In order to persist the app’s even after refreshing the page, we need to hydrate the ‘s state with the values in , with help from a couple new methods:

  • — takes a storage and returns the value saved under that key.
  • — converts a JSON string into a JavaScript value. You need this to correctly retrieve objects and arrays that were saved as strings to .

The below method hydrates the app’s state with the values saved to . Add this new method to your component.

It makes sense to hydrate when the page loads, i.e. early on in the component lifecycle. So let’s invoke this function in .

Once you’ve added the above code to your component, refreshing the page no longer resets the app, but keeps it in sync with !

Continuously saving is unnecessary — there’s a better way.

While our app works as-is by saving React to every time the user makes an update, we don’t really need to save so frequently.

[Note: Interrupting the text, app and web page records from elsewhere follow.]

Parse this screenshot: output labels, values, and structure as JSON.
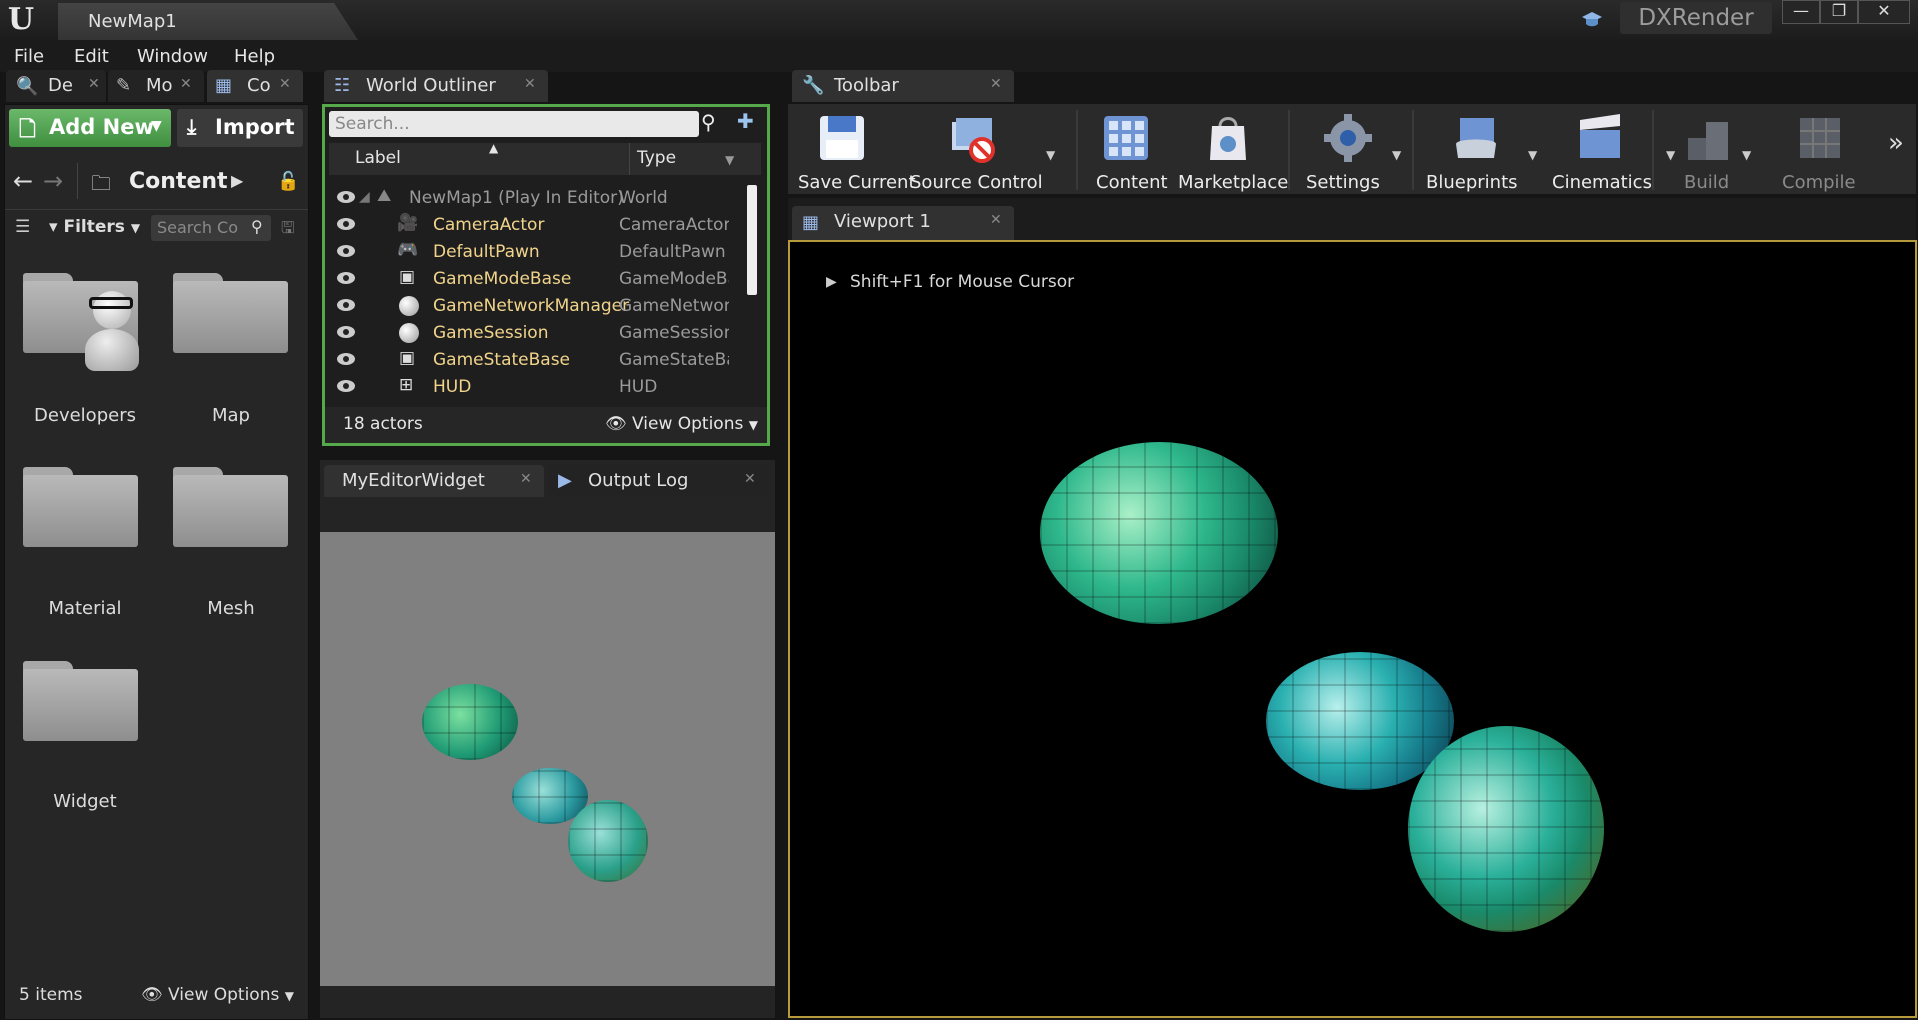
{
  "window": {
    "tab_title": "NewMap1",
    "render_label": "DXRender",
    "controls": [
      "—",
      "❐",
      "✕"
    ]
  },
  "menu": [
    "File",
    "Edit",
    "Window",
    "Help"
  ],
  "left_tabs": [
    "De",
    "Mo",
    "Co"
  ],
  "content_browser": {
    "add_new_label": "Add New",
    "import_label": "Import",
    "path_label": "Content",
    "filters_label": "Filters",
    "search_placeholder": "Search Co",
    "folders": [
      "Developers",
      "Map",
      "Material",
      "Mesh",
      "Widget"
    ],
    "item_count": "5 items",
    "view_options": "View Options"
  },
  "world_outliner": {
    "tab_label": "World Outliner",
    "search_placeholder": "Search...",
    "col_label": "Label",
    "col_type": "Type",
    "rows": [
      {
        "label": "NewMap1 (Play In Editor)",
        "type": "World"
      },
      {
        "label": "CameraActor",
        "type": "CameraActor"
      },
      {
        "label": "DefaultPawn",
        "type": "DefaultPawn"
      },
      {
        "label": "GameModeBase",
        "type": "GameModeBa"
      },
      {
        "label": "GameNetworkManager",
        "type": "GameNetwork"
      },
      {
        "label": "GameSession",
        "type": "GameSession"
      },
      {
        "label": "GameStateBase",
        "type": "GameStateBa"
      },
      {
        "label": "HUD",
        "type": "HUD"
      }
    ],
    "actor_count": "18 actors",
    "view_options": "View Options"
  },
  "bottom_tabs": [
    "MyEditorWidget",
    "Output Log"
  ],
  "toolbar": {
    "tab_label": "Toolbar",
    "buttons": [
      "Save Current",
      "Source Control",
      "Content",
      "Marketplace",
      "Settings",
      "Blueprints",
      "Cinematics",
      "Build",
      "Compile"
    ]
  },
  "viewport": {
    "tab_label": "Viewport 1",
    "hint": "Shift+F1 for Mouse Cursor"
  },
  "colors": {
    "accent_green": "#55a94a",
    "viewport_border": "#b79a3c",
    "actor_label": "#f1d48b"
  }
}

Why? Because React keeps track of the of the app throughout the user’s session — that’s what it’s for! Also, with more complex components and states, it’ll be quite cumbersome and repetitive to use wherever the is updated.

So rather than continuously keeping in-sync with React , let’s simply save to whenever the user ends their session, either by leaving the app (‘unmounting’ the component) or refreshing the page.

The new sequence of events/operations will be…

  1. The user visits the app (localhost:3000 in our case)
  2. The component mounts and hydrates its with any applicable values.
  3. React will update throughout the user’s session. won’t change.
  4. When the user ends their session, save whatever the is at that time to , making it available for hydrating in the next session.

Alright, here’s a new method for saving all of to at once. Add it to your component.

In order to save to when the user leaves the app, we need to invoke the method in .

CAVEAT — does not fire when the user refreshes or leaves the page, so we need to utilize the event to be able to save to . Learn more here.

Here’s some updated code, where we add the event listener to as well as add what we need to .

We no longer need to when updating React , so you’ll want to remove those.

A lot has changed since the beginning of the tutorial, so here’s the file at this point. *Nothing in the method has changed.*

And that’s it! You now have the tools to use Local Storage in your React projects.

React Simple Storage — an almost shameless plug

I found myself at work wanting to take advantage of Local Storage in tons of different components, so I created a component, react-simple-storage, that handles everything we’ve just implemented and much more. Keep following along to see how easy it is to use in our little to-do app.

1. Install it

2. Import it into App.js

3. Include it in your <App> component, like this…

That’s it! You don’t need all of the extra methods and event listeners from the tutorial, so the final using react-simple-storage looks like this…


Sign up for Get Better Tech Emails via


how hackers start their afternoons. the real shit is on Take a look

By signing up, you will create a Medium account if you don’t already have one. Review our Privacy Policy for more information about our privacy practices.

Check your inbox
Medium sent you an email at to complete your subscription.

Ryan J. Yost

Written by

Working on

Elijah McClain, George Floyd, Eric Garner, Breonna Taylor, Ahmaud Arbery, Michael Brown, Oscar Grant, Atatiana Jefferson, Tamir Rice, Bettie Jones, Botham Jean

Ryan J. Yost

Written by

Working on

Elijah McClain, George Floyd, Eric Garner, Breonna Taylor, Ahmaud Arbery, Michael Brown, Oscar Grant, Atatiana Jefferson, Tamir Rice, Bettie Jones, Botham Jean

Medium is an open platform where 170 million readers come to find insightful and dynamic thinking. Here, expert and undiscovered voices alike dive into the heart of any topic and bring new ideas to the surface. Learn more

Follow the writers, publications, and topics that matter to you, and you’ll see them on your homepage and in your inbox. Explore

If you have a story to tell, knowledge to share, or a perspective to offer — welcome home. It’s easy and free to post your thinking on any topic. Write on Medium

Get the Medium app

A button that says 'Download on the App Store', and if clicked it will lead you to the iOS App store
A button that says 'Get it on, Google Play', and if clicked it will lead you to the Google Play store